# TASK PROMPT:
Among the records below, find the lines with the word "SolidWorks" and copy them.

# DATASET:

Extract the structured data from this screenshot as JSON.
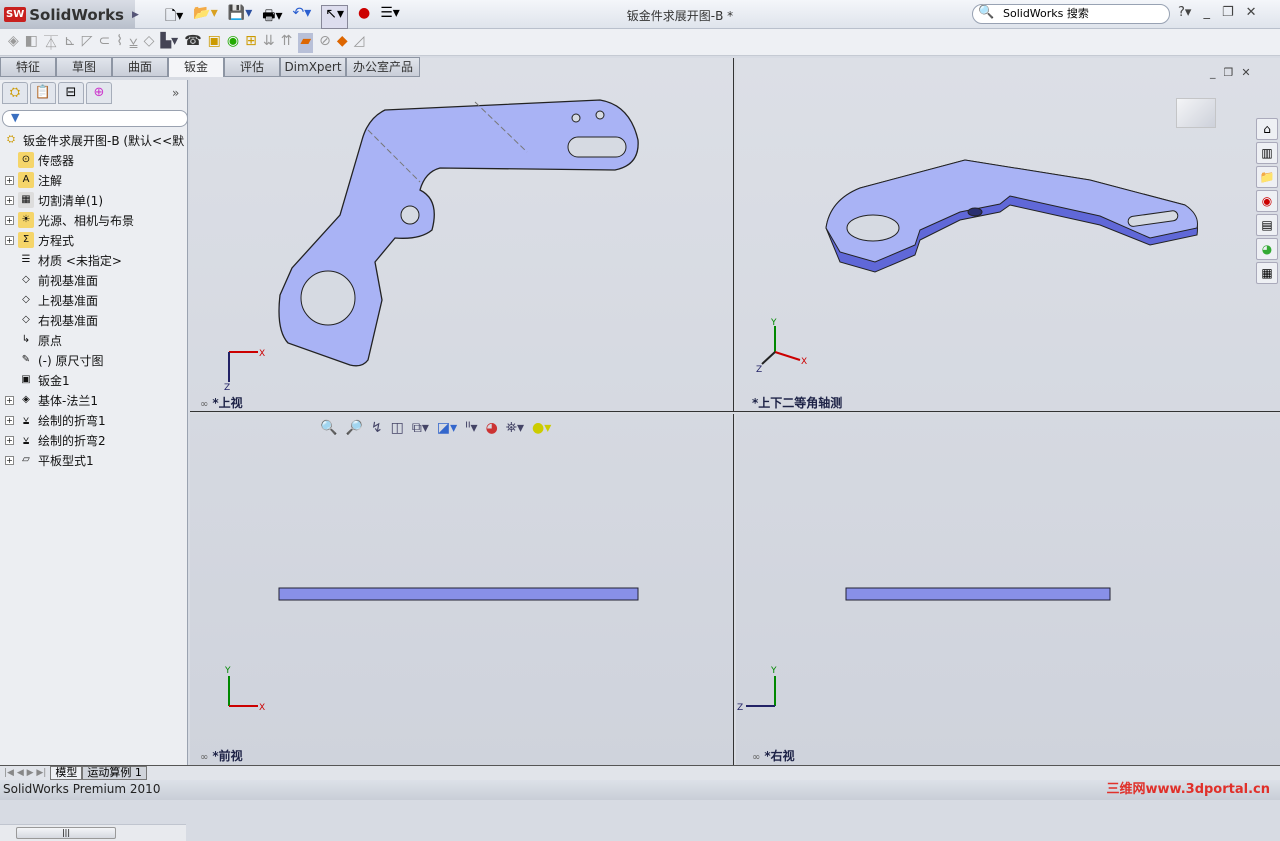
{
  "app": {
    "logo": "SolidWorks",
    "title": "钣金件求展开图-B *",
    "search_placeholder": "SolidWorks 搜索",
    "status": "SolidWorks Premium 2010",
    "watermark": "三维网www.3dportal.cn"
  },
  "tabs": [
    "特征",
    "草图",
    "曲面",
    "钣金",
    "评估",
    "DimXpert",
    "办公室产品"
  ],
  "active_tab": "钣金",
  "tree": {
    "root": "钣金件求展开图-B  (默认<<默",
    "items": [
      {
        "label": "传感器",
        "expandable": false,
        "icon": "sensor-icon"
      },
      {
        "label": "注解",
        "expandable": true,
        "icon": "annotation-icon"
      },
      {
        "label": "切割清单(1)",
        "expandable": true,
        "icon": "cut-list-icon"
      },
      {
        "label": "光源、相机与布景",
        "expandable": true,
        "icon": "lights-icon"
      },
      {
        "label": "方程式",
        "expandable": true,
        "icon": "equation-icon"
      },
      {
        "label": "材质 <未指定>",
        "expandable": false,
        "icon": "material-icon"
      },
      {
        "label": "前视基准面",
        "expandable": false,
        "icon": "plane-icon"
      },
      {
        "label": "上视基准面",
        "expandable": false,
        "icon": "plane-icon"
      },
      {
        "label": "右视基准面",
        "expandable": false,
        "icon": "plane-icon"
      },
      {
        "label": "原点",
        "expandable": false,
        "icon": "origin-icon"
      },
      {
        "label": "(-) 原尺寸图",
        "expandable": false,
        "icon": "sketch-icon"
      },
      {
        "label": "钣金1",
        "expandable": false,
        "icon": "sheet-metal-icon"
      },
      {
        "label": "基体-法兰1",
        "expandable": true,
        "icon": "base-flange-icon"
      },
      {
        "label": "绘制的折弯1",
        "expandable": true,
        "icon": "sketched-bend-icon"
      },
      {
        "label": "绘制的折弯2",
        "expandable": true,
        "icon": "sketched-bend-icon"
      },
      {
        "label": "平板型式1",
        "expandable": true,
        "icon": "flat-pattern-icon"
      }
    ]
  },
  "bottom_tabs": [
    "模型",
    "运动算例 1"
  ],
  "viewports": {
    "top": "*上视",
    "iso": "*上下二等角轴测",
    "front": "*前视",
    "right": "*右视"
  },
  "axes": {
    "x": "X",
    "y": "Y",
    "z": "Z"
  },
  "colors": {
    "part": "#a9b3f5",
    "edge": "#222",
    "viewport_bg": "#d6dae2"
  }
}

# RESPONSE FOR THIS EXERCISE:
    "logo": "SolidWorks",
    "search_placeholder": "SolidWorks 搜索",
    "status": "SolidWorks Premium 2010",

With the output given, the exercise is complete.